I would also suggest that THIS gets played during the game.
And staying with the RedBirds for a moment. You may recall that back in February they hired local psychic Rhonda Manning to predict the team’s “Guaranteed Win Night.” Manning chose August 1, and what a choice it was. The Redbirds overcame a six-run deficit over the game’s final two innings, capped by Shane Robinson’s two-out walk-off grand slam!
Clearly, this is a team in touch with the supernatural.
And believe it or not, I have even more news related to the always-rich “walk-off grand slam” sub-genre. Ruben Sierra, Jr. hit a game-winning four-bagger for Spokane on July 27 — on “Grand Slam Giveaway Night.” As a result, a lucky fan won a brand-new Ford F-150.
Keeping within the hospitable confines of Washington state, let’s check out this offering from the so-called “AquaSox Boys,” featuring four footloose and fancy-free members of the Everett ballclub.
The above video is approaching 20,000 views, thanks in no small part to the Backstreet Boys themselves tweeting the link out to their still-formidable fan base.
And since we’re on topic of “aqua,” you might recollect that back in March the Bowie Baysox unveiled an alternate logo that would be worn during Friday home games.
As of last week, this fish has a name: Rocko. (I don’t know about you, but I’ll finally be able to sleep at night, knowing that this important matter has finally been resolved.) And while no one has opted to have Rocko indelibly inked upon their body as part of the Baysox’s recent “Tattoo Night,” 1000 fans did receive temporary “Rocko” tattoos.
And two fans went ahead and got the Baysox logo permanently affixed to their bodies. Here’s one of them:
Baysox staffers, meanwhile, took a less permanent route.
All fans with visible tattoos received half off admission, and several of these fans competed in body art-related between-inning games and contests. Menacing stares abounded.
I hope that no one was hurt.
That’ll be it for today, but there will be more tomorrow because there’s always tomorrow and there’s always more. In the meantime, please check out the latest and therefore greatest edition of “Crooked Numbers.” It is a labor of love, and each month after it comes out I have delusions of grandeur regarding the amount of people who will read it and show it to all their friends.
And, for more timely Minor League news than this blog is able to provide, follow me on Twitter. It’ll be great!

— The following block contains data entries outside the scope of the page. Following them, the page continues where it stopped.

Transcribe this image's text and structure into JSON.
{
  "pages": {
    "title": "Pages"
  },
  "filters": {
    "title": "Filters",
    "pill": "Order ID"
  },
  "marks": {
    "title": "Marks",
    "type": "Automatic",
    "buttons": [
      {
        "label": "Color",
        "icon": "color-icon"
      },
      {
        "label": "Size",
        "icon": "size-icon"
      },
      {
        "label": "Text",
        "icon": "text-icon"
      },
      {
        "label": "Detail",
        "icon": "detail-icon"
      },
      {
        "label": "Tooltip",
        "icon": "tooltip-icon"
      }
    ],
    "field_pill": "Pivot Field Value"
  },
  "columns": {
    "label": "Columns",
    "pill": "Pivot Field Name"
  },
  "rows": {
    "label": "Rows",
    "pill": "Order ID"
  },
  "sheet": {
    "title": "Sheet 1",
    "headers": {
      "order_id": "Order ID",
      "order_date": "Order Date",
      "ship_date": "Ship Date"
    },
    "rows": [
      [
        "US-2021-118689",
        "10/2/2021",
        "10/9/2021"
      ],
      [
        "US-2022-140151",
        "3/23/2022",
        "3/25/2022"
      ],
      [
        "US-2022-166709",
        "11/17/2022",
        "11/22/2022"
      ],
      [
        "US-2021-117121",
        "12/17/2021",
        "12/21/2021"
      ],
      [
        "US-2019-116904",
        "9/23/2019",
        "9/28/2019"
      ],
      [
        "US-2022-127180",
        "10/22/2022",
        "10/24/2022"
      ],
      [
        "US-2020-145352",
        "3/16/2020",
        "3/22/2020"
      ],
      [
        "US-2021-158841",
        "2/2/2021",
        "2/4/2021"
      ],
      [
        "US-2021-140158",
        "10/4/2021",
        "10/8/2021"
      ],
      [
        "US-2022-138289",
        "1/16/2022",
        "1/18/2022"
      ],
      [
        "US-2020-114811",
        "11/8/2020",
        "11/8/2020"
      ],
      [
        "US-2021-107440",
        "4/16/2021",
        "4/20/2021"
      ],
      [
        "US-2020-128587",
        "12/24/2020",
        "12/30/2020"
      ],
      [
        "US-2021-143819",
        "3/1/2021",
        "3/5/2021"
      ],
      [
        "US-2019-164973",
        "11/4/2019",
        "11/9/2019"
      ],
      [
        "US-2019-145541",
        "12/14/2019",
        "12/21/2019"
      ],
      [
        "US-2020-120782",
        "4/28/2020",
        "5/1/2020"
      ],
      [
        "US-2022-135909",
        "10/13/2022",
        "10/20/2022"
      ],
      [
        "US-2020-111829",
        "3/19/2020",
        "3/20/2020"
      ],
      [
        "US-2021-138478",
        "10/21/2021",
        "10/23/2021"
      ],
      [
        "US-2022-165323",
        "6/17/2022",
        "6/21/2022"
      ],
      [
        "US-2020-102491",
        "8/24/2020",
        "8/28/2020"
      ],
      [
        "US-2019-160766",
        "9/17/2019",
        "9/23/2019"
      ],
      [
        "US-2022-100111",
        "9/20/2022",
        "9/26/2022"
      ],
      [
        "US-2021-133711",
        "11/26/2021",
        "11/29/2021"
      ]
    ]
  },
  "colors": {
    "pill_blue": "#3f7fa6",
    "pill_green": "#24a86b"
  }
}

If there’s one thing that we can all agree on, it’s that a lot of snow has fallen from the sky this week. For Minor League teams, it can be tough to capitalize on a weather phenomenon so antithetical to ideal baseball conditions. But that doesn’t mean they’re not going to try!
The Wisconsin Timber Rattlers are certainly capitalizing, as now is a most apropos time to unveil a snow-themed Opening Day bobblehead.
It’s Scooter Vs. The Snowman!
This truly unique item was inspired by the Rattlers’ Opening Day snowout this past season. With no game to play, the players took to the snow-covered field in order to let off some steam. And during this unsupervised free time, Scooter Gennett unleashed a brutal attack upon a hapless snowman.
And now, that moment has been immortalized for all time! The “Scooter Vs. The Snowman” bobblehead will be given away to all fans attending Opening Day at Fox Cities Stadium on April 7. Hopefully it will inspire a “player vs. inanimate object” bobblehead subgenre.
Gennett’s snowman attack took place more than nine months ago, but fans of the now will be gratified to know that there are plenty of more recent snow-covered ballpark photos floating around the internet. My colleague Danny Wild has done the world a tremendous service by compiling many of them in an MiLB.com photo album, but it’s the ones from Spokane that really stand out.
And then there’s snow-covered FirstEnergy Stadium in Reading, a 60-year-old facility in the midst of an extensive $10 million renovation project.